  • What are the mentoring lessons that can be learned from this example? It seems Elisha’s resolve is being tested in these stories. Is putting someone to the test part of mentoring? If so, how can it be done tastefully? Is challenging someone to identify what stands in the way of personal growth and development part of the mentoring process? How are these obstacles overcome? Discuss how “loyalty” and “presence” are key elements of the mentoring relationship in these stories.

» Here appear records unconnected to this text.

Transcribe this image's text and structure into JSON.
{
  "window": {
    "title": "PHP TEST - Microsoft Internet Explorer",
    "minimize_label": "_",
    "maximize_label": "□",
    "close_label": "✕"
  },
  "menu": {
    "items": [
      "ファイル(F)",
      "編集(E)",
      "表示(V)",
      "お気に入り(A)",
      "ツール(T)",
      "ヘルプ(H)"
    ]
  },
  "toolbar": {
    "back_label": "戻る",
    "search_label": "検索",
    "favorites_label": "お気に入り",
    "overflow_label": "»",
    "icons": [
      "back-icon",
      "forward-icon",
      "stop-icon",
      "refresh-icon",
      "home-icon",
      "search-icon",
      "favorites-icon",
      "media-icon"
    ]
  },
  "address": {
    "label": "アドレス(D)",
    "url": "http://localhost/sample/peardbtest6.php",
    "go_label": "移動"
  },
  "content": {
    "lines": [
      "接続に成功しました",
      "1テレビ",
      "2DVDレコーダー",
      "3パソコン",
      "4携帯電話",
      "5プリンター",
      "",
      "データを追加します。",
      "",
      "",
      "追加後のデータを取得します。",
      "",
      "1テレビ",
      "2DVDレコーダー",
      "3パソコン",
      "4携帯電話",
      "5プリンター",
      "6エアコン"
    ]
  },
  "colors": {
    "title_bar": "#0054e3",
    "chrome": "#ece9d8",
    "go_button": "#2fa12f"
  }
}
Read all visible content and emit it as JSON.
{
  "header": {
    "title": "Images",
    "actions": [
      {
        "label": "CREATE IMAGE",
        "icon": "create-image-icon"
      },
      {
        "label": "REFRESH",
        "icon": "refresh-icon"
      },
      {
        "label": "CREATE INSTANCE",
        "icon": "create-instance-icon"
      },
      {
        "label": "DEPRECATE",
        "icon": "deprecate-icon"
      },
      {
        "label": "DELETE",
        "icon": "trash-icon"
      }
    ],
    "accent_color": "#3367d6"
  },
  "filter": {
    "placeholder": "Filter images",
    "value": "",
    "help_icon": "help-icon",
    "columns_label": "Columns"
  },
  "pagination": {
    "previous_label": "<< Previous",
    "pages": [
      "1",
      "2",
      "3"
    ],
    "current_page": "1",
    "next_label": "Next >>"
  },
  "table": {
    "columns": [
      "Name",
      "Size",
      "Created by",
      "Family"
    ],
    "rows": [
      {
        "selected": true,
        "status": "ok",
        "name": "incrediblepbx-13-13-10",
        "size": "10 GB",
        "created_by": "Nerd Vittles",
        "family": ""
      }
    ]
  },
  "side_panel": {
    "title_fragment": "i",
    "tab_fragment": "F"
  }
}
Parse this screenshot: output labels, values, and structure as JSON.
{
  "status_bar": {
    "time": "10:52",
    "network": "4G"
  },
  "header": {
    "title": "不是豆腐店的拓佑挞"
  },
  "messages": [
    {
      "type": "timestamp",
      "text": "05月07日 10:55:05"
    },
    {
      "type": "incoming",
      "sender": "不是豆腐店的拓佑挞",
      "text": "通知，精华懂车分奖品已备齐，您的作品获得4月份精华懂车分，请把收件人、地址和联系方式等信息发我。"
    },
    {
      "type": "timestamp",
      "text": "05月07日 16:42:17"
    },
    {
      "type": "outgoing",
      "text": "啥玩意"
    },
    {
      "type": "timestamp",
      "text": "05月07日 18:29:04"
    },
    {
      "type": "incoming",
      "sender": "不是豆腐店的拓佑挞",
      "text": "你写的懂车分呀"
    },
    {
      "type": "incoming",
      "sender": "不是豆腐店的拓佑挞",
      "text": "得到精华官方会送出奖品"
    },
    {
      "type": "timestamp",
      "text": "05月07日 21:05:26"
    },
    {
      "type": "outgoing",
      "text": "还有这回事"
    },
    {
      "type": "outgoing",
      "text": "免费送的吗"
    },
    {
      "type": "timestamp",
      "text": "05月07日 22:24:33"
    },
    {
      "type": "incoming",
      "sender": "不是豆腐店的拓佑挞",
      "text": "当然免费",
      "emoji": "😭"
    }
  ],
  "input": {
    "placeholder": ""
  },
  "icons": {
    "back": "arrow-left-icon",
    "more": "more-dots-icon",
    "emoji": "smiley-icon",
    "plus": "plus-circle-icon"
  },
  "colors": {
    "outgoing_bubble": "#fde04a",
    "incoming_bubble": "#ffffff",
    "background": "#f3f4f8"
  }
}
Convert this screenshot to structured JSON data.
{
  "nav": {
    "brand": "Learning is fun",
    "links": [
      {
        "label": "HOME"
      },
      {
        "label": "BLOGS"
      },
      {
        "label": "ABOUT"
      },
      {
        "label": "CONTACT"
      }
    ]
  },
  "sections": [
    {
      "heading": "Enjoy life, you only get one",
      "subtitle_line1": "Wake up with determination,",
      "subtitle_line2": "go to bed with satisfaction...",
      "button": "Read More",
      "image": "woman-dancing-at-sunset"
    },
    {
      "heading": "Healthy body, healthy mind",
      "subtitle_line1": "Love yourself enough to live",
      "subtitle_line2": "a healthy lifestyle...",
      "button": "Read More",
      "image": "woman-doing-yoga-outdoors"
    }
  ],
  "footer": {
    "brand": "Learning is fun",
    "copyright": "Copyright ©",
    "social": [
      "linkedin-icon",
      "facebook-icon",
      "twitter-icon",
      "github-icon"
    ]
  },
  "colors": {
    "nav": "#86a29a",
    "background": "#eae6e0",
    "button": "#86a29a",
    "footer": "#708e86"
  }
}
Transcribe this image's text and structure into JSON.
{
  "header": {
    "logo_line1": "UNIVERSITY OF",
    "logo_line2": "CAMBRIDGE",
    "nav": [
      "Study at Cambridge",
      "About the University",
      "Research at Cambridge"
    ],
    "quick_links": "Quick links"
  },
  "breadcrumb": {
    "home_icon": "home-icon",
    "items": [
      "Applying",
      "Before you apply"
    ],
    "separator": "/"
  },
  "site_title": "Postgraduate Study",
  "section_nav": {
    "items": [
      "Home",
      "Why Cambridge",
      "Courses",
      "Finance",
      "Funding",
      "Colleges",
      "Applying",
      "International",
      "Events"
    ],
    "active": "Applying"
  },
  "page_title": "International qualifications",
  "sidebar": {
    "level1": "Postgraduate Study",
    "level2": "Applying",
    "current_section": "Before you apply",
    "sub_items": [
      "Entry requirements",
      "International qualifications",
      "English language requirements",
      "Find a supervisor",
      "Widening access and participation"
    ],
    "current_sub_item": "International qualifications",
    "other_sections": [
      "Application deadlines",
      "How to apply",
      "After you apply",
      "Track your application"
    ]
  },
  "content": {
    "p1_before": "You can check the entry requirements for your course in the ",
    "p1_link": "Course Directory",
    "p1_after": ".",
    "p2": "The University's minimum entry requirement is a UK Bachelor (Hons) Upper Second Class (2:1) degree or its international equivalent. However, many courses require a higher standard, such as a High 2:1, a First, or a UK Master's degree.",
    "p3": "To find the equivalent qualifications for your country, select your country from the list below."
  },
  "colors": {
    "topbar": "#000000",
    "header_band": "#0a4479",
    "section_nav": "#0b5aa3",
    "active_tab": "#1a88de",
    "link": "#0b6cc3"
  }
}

Think about “building on their strength” and “achieving on-going success.” How was Elijah building on Elisha’s strength and helping him to achieve on-going success as a prophet?

Mentoring Covenant

The purpose of our meetings is _______________________________________________ The spiritual goals we want to work on are _______________________________________ The personal life goals we want to work on are _____________________________________ The focus of our meetings is _________________________________________________ (ex. study, prayer, discussion, spiritual disciplines)

For the Mentee:

As a result of these meetings, how do you want to be different?____________________________________________________________

We agree to prioritize these meetings and meet regularly at___________ We agree to commit to meet for _______ weeks together, with a time to re-evaluate, enter and exit after that time.

  • We agree to pray regularly for each other.
  • We agree to come prepared for our meetings.
  • We agree to maintain confidentiality regarding prayer requests and personal sharing.

Signature/Date ______________________________________

Signature/Date ______________________________________